• [Assignment]:
Below are the records; copy each line in which "Показать" can be found.

(Exercise inputs begins)

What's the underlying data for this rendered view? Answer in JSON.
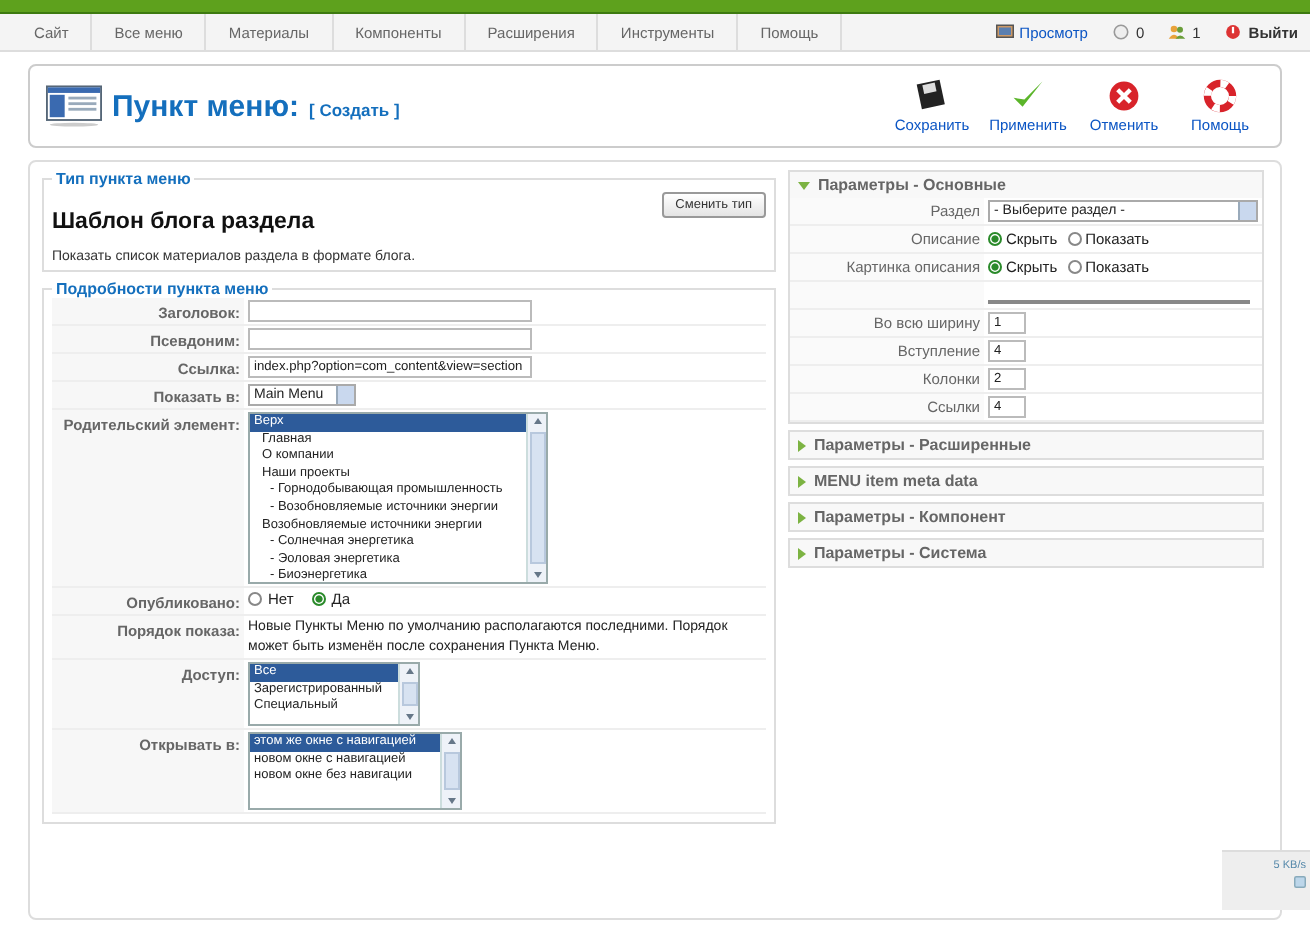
{
  "top_menu": [
    {
      "label": "Сайт"
    },
    {
      "label": "Все меню"
    },
    {
      "label": "Материалы"
    },
    {
      "label": "Компоненты"
    },
    {
      "label": "Расширения"
    },
    {
      "label": "Инструменты"
    },
    {
      "label": "Помощь"
    }
  ],
  "status": [
    {
      "kind": "preview",
      "label": "Просмотр"
    },
    {
      "kind": "messages",
      "label": "0"
    },
    {
      "kind": "users",
      "label": "1"
    },
    {
      "kind": "logout",
      "label": "Выйти"
    }
  ],
  "header": {
    "title": "Пункт меню:",
    "subtitle": "[ Создать ]"
  },
  "toolbar": [
    {
      "kind": "save",
      "label": "Сохранить"
    },
    {
      "kind": "apply",
      "label": "Применить"
    },
    {
      "kind": "cancel",
      "label": "Отменить"
    },
    {
      "kind": "help",
      "label": "Помощь"
    }
  ],
  "type_section": {
    "legend": "Тип пункта меню",
    "button": "Сменить тип",
    "name": "Шаблон блога раздела",
    "description": "Показать список материалов раздела в формате блога."
  },
  "details": {
    "legend": "Подробности пункта меню",
    "fields": [
      {
        "kind": "text",
        "label": "Заголовок:"
      },
      {
        "kind": "text",
        "label": "Псевдоним:"
      },
      {
        "kind": "text",
        "label": "Ссылка:",
        "value": "index.php?option=com_content&view=section"
      },
      {
        "kind": "select",
        "label": "Показать в:",
        "value": "Main Menu"
      },
      {
        "kind": "listbox",
        "label": "Родительский элемент:",
        "items": [
          {
            "label": "Верх",
            "selected": true,
            "children": [
              {
                "label": "Главная",
                "selected": false
              },
              {
                "label": "О компании",
                "selected": false
              },
              {
                "label": "Наши проекты",
                "selected": false,
                "children": [
                  {
                    "label": "- Горнодобывающая промышленность",
                    "selected": false
                  },
                  {
                    "label": "- Возобновляемые источники энергии",
                    "selected": false
                  }
                ]
              },
              {
                "label": "Возобновляемые источники энергии",
                "selected": false,
                "children": [
                  {
                    "label": "- Солнечная энергетика",
                    "selected": false
                  },
                  {
                    "label": "- Эоловая энергетика",
                    "selected": false
                  },
                  {
                    "label": "- Биоэнергетика",
                    "selected": false
                  }
                ]
              }
            ]
          }
        ]
      },
      {
        "kind": "radio",
        "label": "Опубликовано:",
        "options": [
          {
            "label": "Нет",
            "selected": false
          },
          {
            "label": "Да",
            "selected": true
          }
        ]
      },
      {
        "kind": "note",
        "label": "Порядок показа:",
        "text": "Новые Пункты Меню по умолчанию располагаются последними. Порядок может быть изменён после сохранения Пункта Меню."
      },
      {
        "kind": "listbox",
        "label": "Доступ:",
        "items": [
          {
            "label": "Все",
            "selected": true
          },
          {
            "label": "Зарегистрированный",
            "selected": false
          },
          {
            "label": "Специальный",
            "selected": false
          }
        ]
      },
      {
        "kind": "listbox",
        "label": "Открывать в:",
        "items": [
          {
            "label": "этом же окне с навигацией",
            "selected": true
          },
          {
            "label": "новом окне с навигацией",
            "selected": false
          },
          {
            "label": "новом окне без навигации",
            "selected": false
          }
        ]
      }
    ]
  },
  "panels": [
    {
      "title": "Параметры - Основные",
      "expanded": true,
      "rows": [
        {
          "kind": "select",
          "label": "Раздел",
          "value": "- Выберите раздел -"
        },
        {
          "kind": "radio",
          "label": "Описание",
          "options": [
            {
              "label": "Скрыть",
              "selected": true
            },
            {
              "label": "Показать",
              "selected": false
            }
          ]
        },
        {
          "kind": "radio",
          "label": "Картинка описания",
          "options": [
            {
              "label": "Скрыть",
              "selected": true
            },
            {
              "label": "Показать",
              "selected": false
            }
          ]
        },
        {
          "kind": "separator"
        },
        {
          "kind": "text",
          "label": "Во всю ширину",
          "value": "1"
        },
        {
          "kind": "text",
          "label": "Вступление",
          "value": "4"
        },
        {
          "kind": "text",
          "label": "Колонки",
          "value": "2"
        },
        {
          "kind": "text",
          "label": "Ссылки",
          "value": "4"
        }
      ]
    },
    {
      "title": "Параметры - Расширенные",
      "expanded": false
    },
    {
      "title": "MENU item meta data",
      "expanded": false
    },
    {
      "title": "Параметры - Компонент",
      "expanded": false
    },
    {
      "title": "Параметры - Система",
      "expanded": false
    }
  ],
  "net_meter": {
    "reading": "5 KB/s"
  }
}
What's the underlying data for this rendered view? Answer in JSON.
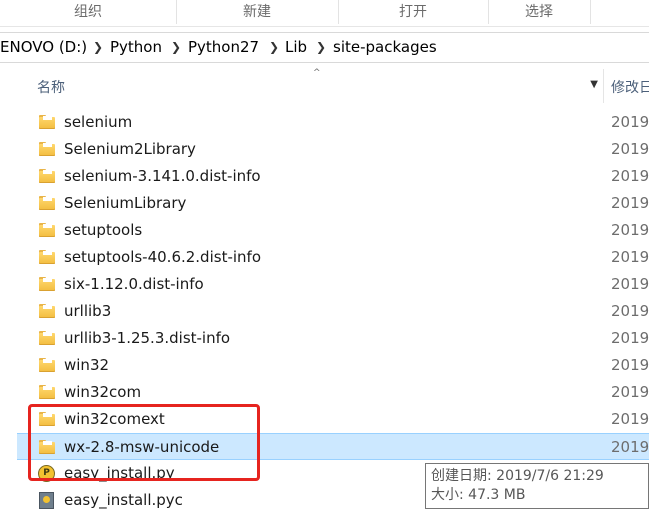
{
  "ribbon": {
    "groups": [
      "组织",
      "新建",
      "打开",
      "选择"
    ]
  },
  "address": {
    "crumbs": [
      "ENOVO (D:)",
      "Python",
      "Python27",
      "Lib",
      "site-packages"
    ],
    "separator": "❯"
  },
  "header": {
    "name_label": "名称",
    "modified_label": "修改日",
    "sort_arrow": "^",
    "dropdown_arrow": "▼"
  },
  "files": [
    {
      "name": "selenium",
      "date": "2019/",
      "icon": "folder-icon"
    },
    {
      "name": "Selenium2Library",
      "date": "2019/",
      "icon": "folder-icon"
    },
    {
      "name": "selenium-3.141.0.dist-info",
      "date": "2019/",
      "icon": "folder-icon"
    },
    {
      "name": "SeleniumLibrary",
      "date": "2019/",
      "icon": "folder-icon"
    },
    {
      "name": "setuptools",
      "date": "2019/",
      "icon": "folder-icon"
    },
    {
      "name": "setuptools-40.6.2.dist-info",
      "date": "2019/",
      "icon": "folder-icon"
    },
    {
      "name": "six-1.12.0.dist-info",
      "date": "2019/",
      "icon": "folder-icon"
    },
    {
      "name": "urllib3",
      "date": "2019/",
      "icon": "folder-icon"
    },
    {
      "name": "urllib3-1.25.3.dist-info",
      "date": "2019/",
      "icon": "folder-icon"
    },
    {
      "name": "win32",
      "date": "2019/",
      "icon": "folder-icon"
    },
    {
      "name": "win32com",
      "date": "2019/",
      "icon": "folder-icon"
    },
    {
      "name": "win32comext",
      "date": "2019/",
      "icon": "folder-icon"
    },
    {
      "name": "wx-2.8-msw-unicode",
      "date": "2019/",
      "icon": "folder-icon",
      "selected": true
    },
    {
      "name": "easy_install.py",
      "date": "",
      "icon": "python-file-icon"
    },
    {
      "name": "easy_install.pyc",
      "date": "",
      "icon": "python-compiled-icon"
    }
  ],
  "tooltip": {
    "created": "创建日期: 2019/7/6 21:29",
    "size": "大小: 47.3 MB"
  },
  "colors": {
    "selection": "#cce8ff",
    "annotation": "#e6241f",
    "folder": "#f3bd3f"
  }
}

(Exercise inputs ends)

• [Expected answer]:
    "description": "Показать список материалов раздела в формате блога."
        "label": "Показать в:",
              "label": "Показать",
              "label": "Показать",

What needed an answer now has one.